• **What is needed**:
You are asked to filter the data below and copy every line holding "информация".

• **Listed records**:

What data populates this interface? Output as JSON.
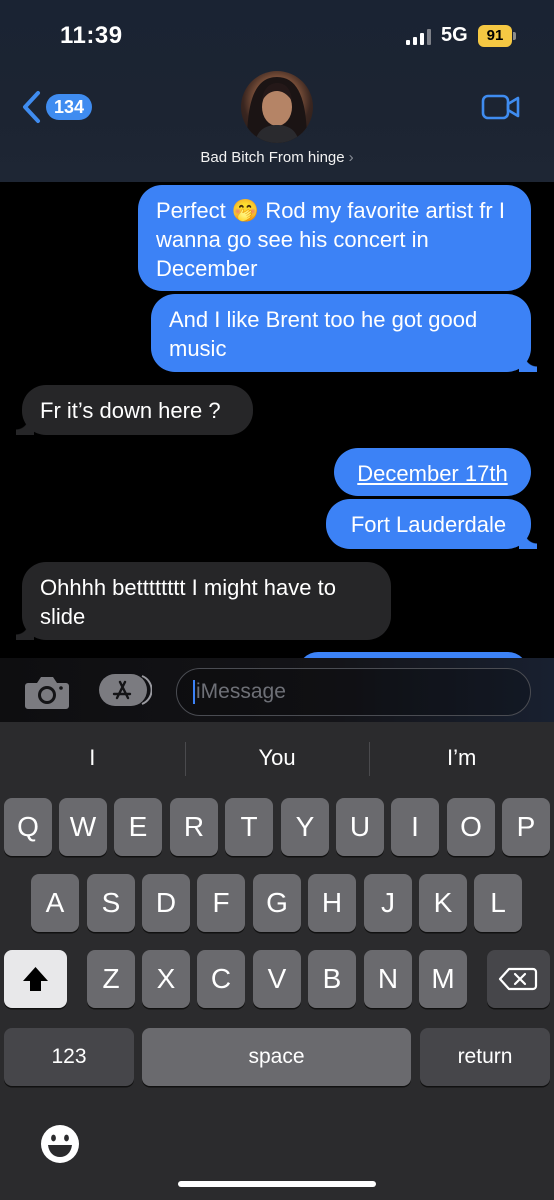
{
  "status": {
    "time": "11:39",
    "network": "5G",
    "battery": "91"
  },
  "header": {
    "back_count": "134",
    "contact_name": "Bad Bitch From hinge",
    "chevron": "›"
  },
  "messages": [
    {
      "dir": "out",
      "text": "Perfect 🤭 Rod my favorite artist fr I wanna go see his concert in December"
    },
    {
      "dir": "out",
      "text": "And I like Brent too he got good music"
    },
    {
      "dir": "in",
      "text": "Fr it’s down here ?"
    },
    {
      "dir": "out",
      "text": "December 17th"
    },
    {
      "dir": "out",
      "text": "Fort Lauderdale"
    },
    {
      "dir": "in",
      "text": "Ohhhh betttttttt I might have to slide"
    }
  ],
  "compose": {
    "placeholder": "iMessage"
  },
  "keyboard": {
    "suggestions": [
      "I",
      "You",
      "I’m"
    ],
    "row1": [
      "Q",
      "W",
      "E",
      "R",
      "T",
      "Y",
      "U",
      "I",
      "O",
      "P"
    ],
    "row2": [
      "A",
      "S",
      "D",
      "F",
      "G",
      "H",
      "J",
      "K",
      "L"
    ],
    "row3": [
      "Z",
      "X",
      "C",
      "V",
      "B",
      "N",
      "M"
    ],
    "numbers_label": "123",
    "space_label": "space",
    "return_label": "return"
  },
  "colors": {
    "outgoing": "#3c82f6",
    "incoming": "#262628",
    "badge": "#3f8cf0",
    "battery": "#f5c843"
  }
}
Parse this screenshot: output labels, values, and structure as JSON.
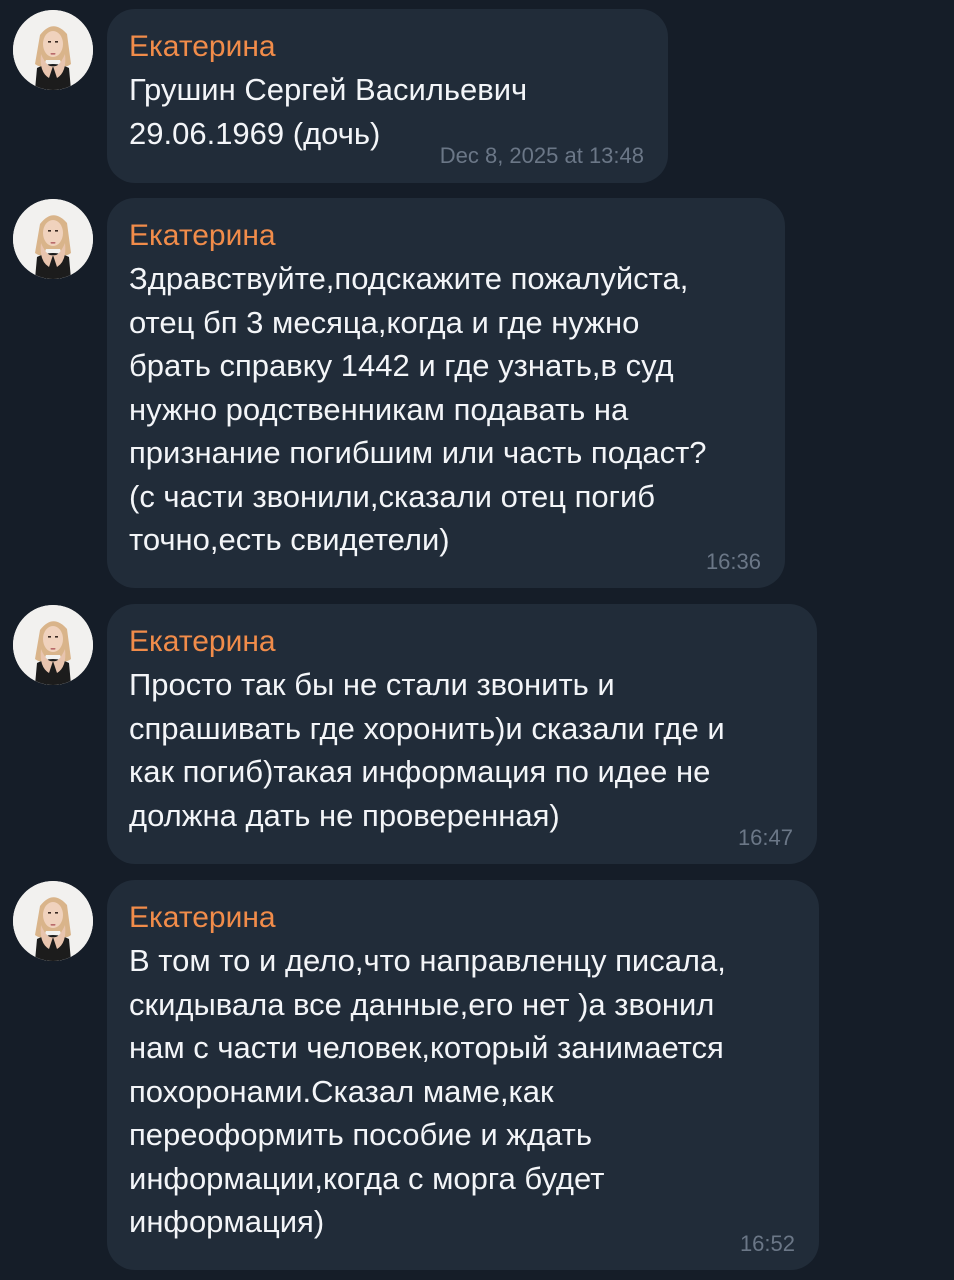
{
  "theme": {
    "background": "#151d28",
    "bubble": "#212c39",
    "sender_color": "#f18c4a",
    "text_color": "#f3f5f8",
    "time_color": "#6b7787"
  },
  "messages": [
    {
      "sender": "Екатерина",
      "lines": [
        "Грушин Сергей Васильевич",
        "29.06.1969 (дочь)"
      ],
      "time": "Dec 8, 2025 at 13:48"
    },
    {
      "sender": "Екатерина",
      "lines": [
        "Здравствуйте,подскажите пожалуйста,",
        "отец бп 3 месяца,когда и где  нужно",
        "брать справку 1442 и где узнать,в суд",
        "нужно родственникам подавать на",
        "признание погибшим или часть подаст?",
        "(с части звонили,сказали отец погиб",
        "точно,есть свидетели)"
      ],
      "time": "16:36"
    },
    {
      "sender": "Екатерина",
      "lines": [
        "Просто так бы не стали звонить и",
        "спрашивать где хоронить)и сказали где и",
        "как погиб)такая информация по идее не",
        "должна дать не проверенная)"
      ],
      "time": "16:47"
    },
    {
      "sender": "Екатерина",
      "lines": [
        "В том то и дело,что направленцу  писала,",
        "скидывала все данные,его нет )а звонил",
        "нам с части человек,который занимается",
        "похоронами.Сказал маме,как",
        "переоформить пособие и ждать",
        "информации,когда с морга будет",
        "информация)"
      ],
      "time": "16:52"
    }
  ]
}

• **Response area**:
        "как погиб)такая информация по идее не",
        "информация)"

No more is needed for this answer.